To do: Each line of the data below must be reproduced without any change.

Excerpts from an interface dataset

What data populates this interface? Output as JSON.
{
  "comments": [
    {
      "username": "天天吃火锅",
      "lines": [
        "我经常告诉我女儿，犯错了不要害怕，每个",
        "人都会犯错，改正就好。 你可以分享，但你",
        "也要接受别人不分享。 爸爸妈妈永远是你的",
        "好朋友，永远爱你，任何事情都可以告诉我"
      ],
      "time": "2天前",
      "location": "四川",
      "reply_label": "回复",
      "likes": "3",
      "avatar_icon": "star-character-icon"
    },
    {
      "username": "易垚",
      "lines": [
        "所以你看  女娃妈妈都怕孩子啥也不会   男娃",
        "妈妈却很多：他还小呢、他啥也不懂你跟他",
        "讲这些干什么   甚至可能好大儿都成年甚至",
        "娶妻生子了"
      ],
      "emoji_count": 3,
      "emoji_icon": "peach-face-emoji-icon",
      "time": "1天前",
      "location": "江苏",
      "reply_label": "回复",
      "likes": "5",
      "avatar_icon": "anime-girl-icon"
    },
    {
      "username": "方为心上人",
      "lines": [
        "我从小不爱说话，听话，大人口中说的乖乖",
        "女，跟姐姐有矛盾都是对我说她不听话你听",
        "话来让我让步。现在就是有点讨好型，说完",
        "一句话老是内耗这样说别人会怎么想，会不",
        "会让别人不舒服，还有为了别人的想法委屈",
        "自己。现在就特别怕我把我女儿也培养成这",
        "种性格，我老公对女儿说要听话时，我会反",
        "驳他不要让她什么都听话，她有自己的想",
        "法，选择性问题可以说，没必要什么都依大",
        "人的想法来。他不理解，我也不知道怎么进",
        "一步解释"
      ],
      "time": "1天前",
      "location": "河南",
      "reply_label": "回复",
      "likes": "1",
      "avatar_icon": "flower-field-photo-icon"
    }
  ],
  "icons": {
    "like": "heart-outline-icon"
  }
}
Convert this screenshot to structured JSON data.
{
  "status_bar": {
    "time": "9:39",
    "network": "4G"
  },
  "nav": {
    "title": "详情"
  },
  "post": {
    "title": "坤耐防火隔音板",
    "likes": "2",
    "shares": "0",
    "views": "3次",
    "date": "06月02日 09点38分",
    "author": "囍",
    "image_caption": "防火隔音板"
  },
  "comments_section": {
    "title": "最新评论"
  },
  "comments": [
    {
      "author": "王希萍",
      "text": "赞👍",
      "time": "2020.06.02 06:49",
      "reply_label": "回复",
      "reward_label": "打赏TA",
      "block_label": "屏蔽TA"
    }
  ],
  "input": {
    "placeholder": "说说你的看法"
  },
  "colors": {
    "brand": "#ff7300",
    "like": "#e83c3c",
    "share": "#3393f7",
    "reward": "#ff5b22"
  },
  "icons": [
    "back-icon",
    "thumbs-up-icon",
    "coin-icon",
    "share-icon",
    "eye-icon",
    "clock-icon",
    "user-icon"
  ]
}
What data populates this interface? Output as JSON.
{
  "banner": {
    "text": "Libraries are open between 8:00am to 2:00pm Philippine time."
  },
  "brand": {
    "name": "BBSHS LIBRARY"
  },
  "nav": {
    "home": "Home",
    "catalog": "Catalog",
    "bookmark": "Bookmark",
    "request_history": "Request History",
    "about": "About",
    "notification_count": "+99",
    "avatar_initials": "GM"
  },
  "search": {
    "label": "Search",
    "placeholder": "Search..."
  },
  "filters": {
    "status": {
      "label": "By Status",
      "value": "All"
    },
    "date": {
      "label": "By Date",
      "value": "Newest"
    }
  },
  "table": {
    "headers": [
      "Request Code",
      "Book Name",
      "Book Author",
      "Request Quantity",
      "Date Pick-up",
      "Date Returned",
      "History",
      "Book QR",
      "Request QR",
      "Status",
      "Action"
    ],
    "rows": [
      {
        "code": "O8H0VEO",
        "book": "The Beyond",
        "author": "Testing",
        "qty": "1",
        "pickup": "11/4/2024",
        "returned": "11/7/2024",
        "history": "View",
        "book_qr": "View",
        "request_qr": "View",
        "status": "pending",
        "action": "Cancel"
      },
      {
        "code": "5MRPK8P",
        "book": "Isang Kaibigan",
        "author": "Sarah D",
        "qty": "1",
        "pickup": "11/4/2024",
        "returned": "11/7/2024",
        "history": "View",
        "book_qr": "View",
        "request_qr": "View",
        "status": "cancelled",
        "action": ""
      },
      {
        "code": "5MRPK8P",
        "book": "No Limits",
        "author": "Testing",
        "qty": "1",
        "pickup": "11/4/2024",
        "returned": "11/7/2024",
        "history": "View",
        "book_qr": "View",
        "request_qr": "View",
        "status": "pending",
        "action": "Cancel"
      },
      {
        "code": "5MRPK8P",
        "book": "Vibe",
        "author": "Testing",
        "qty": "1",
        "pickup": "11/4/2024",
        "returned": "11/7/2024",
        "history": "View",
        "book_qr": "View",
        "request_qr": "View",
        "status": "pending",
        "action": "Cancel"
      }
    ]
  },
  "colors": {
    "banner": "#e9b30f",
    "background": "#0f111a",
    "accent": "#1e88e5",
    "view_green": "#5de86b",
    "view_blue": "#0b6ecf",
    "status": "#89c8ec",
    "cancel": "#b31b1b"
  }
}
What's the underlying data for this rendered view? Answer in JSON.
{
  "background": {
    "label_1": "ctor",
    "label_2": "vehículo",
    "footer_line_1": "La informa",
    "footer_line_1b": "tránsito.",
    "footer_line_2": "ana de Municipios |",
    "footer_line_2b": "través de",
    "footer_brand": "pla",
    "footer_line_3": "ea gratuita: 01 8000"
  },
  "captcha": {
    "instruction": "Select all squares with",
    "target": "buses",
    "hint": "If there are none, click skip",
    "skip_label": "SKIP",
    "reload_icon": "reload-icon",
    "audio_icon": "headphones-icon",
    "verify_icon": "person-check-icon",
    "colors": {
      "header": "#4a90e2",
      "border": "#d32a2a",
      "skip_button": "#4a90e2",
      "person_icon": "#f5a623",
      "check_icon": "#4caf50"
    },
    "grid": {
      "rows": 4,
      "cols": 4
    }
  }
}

Solution to the problem:
What data populates this interface? Output as JSON.
{
  "comments": [
    {
      "username": "天天吃火锅",
      "lines": [
        "我经常告诉我女儿，犯错了不要害怕，每个",
        "人都会犯错，改正就好。 你可以分享，但你",
        "也要接受别人不分享。 爸爸妈妈永远是你的",
        "好朋友，永远爱你，任何事情都可以告诉我"
      ],
      "time": "2天前",
      "location": "四川",
      "reply_label": "回复",
      "likes": "3",
      "avatar_icon": "star-character-icon"
    },
    {
      "username": "易垚",
      "lines": [
        "所以你看  女娃妈妈都怕孩子啥也不会   男娃",
        "妈妈却很多：他还小呢、他啥也不懂你跟他",
        "讲这些干什么   甚至可能好大儿都成年甚至",
        "娶妻生子了"
      ],
      "emoji_count": 3,
      "emoji_icon": "peach-face-emoji-icon",
      "time": "1天前",
      "location": "江苏",
      "reply_label": "回复",
      "likes": "5",
      "avatar_icon": "anime-girl-icon"
    },
    {
      "username": "方为心上人",
      "lines": [
        "我从小不爱说话，听话，大人口中说的乖乖",
        "女，跟姐姐有矛盾都是对我说她不听话你听",
        "话来让我让步。现在就是有点讨好型，说完",
        "一句话老是内耗这样说别人会怎么想，会不",
        "会让别人不舒服，还有为了别人的想法委屈",
        "自己。现在就特别怕我把我女儿也培养成这",
        "种性格，我老公对女儿说要听话时，我会反",
        "驳他不要让她什么都听话，她有自己的想",
        "法，选择性问题可以说，没必要什么都依大",
        "人的想法来。他不理解，我也不知道怎么进",
        "一步解释"
      ],
      "time": "1天前",
      "location": "河南",
      "reply_label": "回复",
      "likes": "1",
      "avatar_icon": "flower-field-photo-icon"
    }
  ],
  "icons": {
    "like": "heart-outline-icon"
  }
}
Convert this screenshot to structured JSON data.
{
  "status_bar": {
    "time": "9:39",
    "network": "4G"
  },
  "nav": {
    "title": "详情"
  },
  "post": {
    "title": "坤耐防火隔音板",
    "likes": "2",
    "shares": "0",
    "views": "3次",
    "date": "06月02日 09点38分",
    "author": "囍",
    "image_caption": "防火隔音板"
  },
  "comments_section": {
    "title": "最新评论"
  },
  "comments": [
    {
      "author": "王希萍",
      "text": "赞👍",
      "time": "2020.06.02 06:49",
      "reply_label": "回复",
      "reward_label": "打赏TA",
      "block_label": "屏蔽TA"
    }
  ],
  "input": {
    "placeholder": "说说你的看法"
  },
  "colors": {
    "brand": "#ff7300",
    "like": "#e83c3c",
    "share": "#3393f7",
    "reward": "#ff5b22"
  },
  "icons": [
    "back-icon",
    "thumbs-up-icon",
    "coin-icon",
    "share-icon",
    "eye-icon",
    "clock-icon",
    "user-icon"
  ]
}
What data populates this interface? Output as JSON.
{
  "banner": {
    "text": "Libraries are open between 8:00am to 2:00pm Philippine time."
  },
  "brand": {
    "name": "BBSHS LIBRARY"
  },
  "nav": {
    "home": "Home",
    "catalog": "Catalog",
    "bookmark": "Bookmark",
    "request_history": "Request History",
    "about": "About",
    "notification_count": "+99",
    "avatar_initials": "GM"
  },
  "search": {
    "label": "Search",
    "placeholder": "Search..."
  },
  "filters": {
    "status": {
      "label": "By Status",
      "value": "All"
    },
    "date": {
      "label": "By Date",
      "value": "Newest"
    }
  },
  "table": {
    "headers": [
      "Request Code",
      "Book Name",
      "Book Author",
      "Request Quantity",
      "Date Pick-up",
      "Date Returned",
      "History",
      "Book QR",
      "Request QR",
      "Status",
      "Action"
    ],
    "rows": [
      {
        "code": "O8H0VEO",
        "book": "The Beyond",
        "author": "Testing",
        "qty": "1",
        "pickup": "11/4/2024",
        "returned": "11/7/2024",
        "history": "View",
        "book_qr": "View",
        "request_qr": "View",
        "status": "pending",
        "action": "Cancel"
      },
      {
        "code": "5MRPK8P",
        "book": "Isang Kaibigan",
        "author": "Sarah D",
        "qty": "1",
        "pickup": "11/4/2024",
        "returned": "11/7/2024",
        "history": "View",
        "book_qr": "View",
        "request_qr": "View",
        "status": "cancelled",
        "action": ""
      },
      {
        "code": "5MRPK8P",
        "book": "No Limits",
        "author": "Testing",
        "qty": "1",
        "pickup": "11/4/2024",
        "returned": "11/7/2024",
        "history": "View",
        "book_qr": "View",
        "request_qr": "View",
        "status": "pending",
        "action": "Cancel"
      },
      {
        "code": "5MRPK8P",
        "book": "Vibe",
        "author": "Testing",
        "qty": "1",
        "pickup": "11/4/2024",
        "returned": "11/7/2024",
        "history": "View",
        "book_qr": "View",
        "request_qr": "View",
        "status": "pending",
        "action": "Cancel"
      }
    ]
  },
  "colors": {
    "banner": "#e9b30f",
    "background": "#0f111a",
    "accent": "#1e88e5",
    "view_green": "#5de86b",
    "view_blue": "#0b6ecf",
    "status": "#89c8ec",
    "cancel": "#b31b1b"
  }
}
What's the underlying data for this rendered view? Answer in JSON.
{
  "background": {
    "label_1": "ctor",
    "label_2": "vehículo",
    "footer_line_1": "La informa",
    "footer_line_1b": "tránsito.",
    "footer_line_2": "ana de Municipios |",
    "footer_line_2b": "través de",
    "footer_brand": "pla",
    "footer_line_3": "ea gratuita: 01 8000"
  },
  "captcha": {
    "instruction": "Select all squares with",
    "target": "buses",
    "hint": "If there are none, click skip",
    "skip_label": "SKIP",
    "reload_icon": "reload-icon",
    "audio_icon": "headphones-icon",
    "verify_icon": "person-check-icon",
    "colors": {
      "header": "#4a90e2",
      "border": "#d32a2a",
      "skip_button": "#4a90e2",
      "person_icon": "#f5a623",
      "check_icon": "#4caf50"
    },
    "grid": {
      "rows": 4,
      "cols": 4
    }
  }
}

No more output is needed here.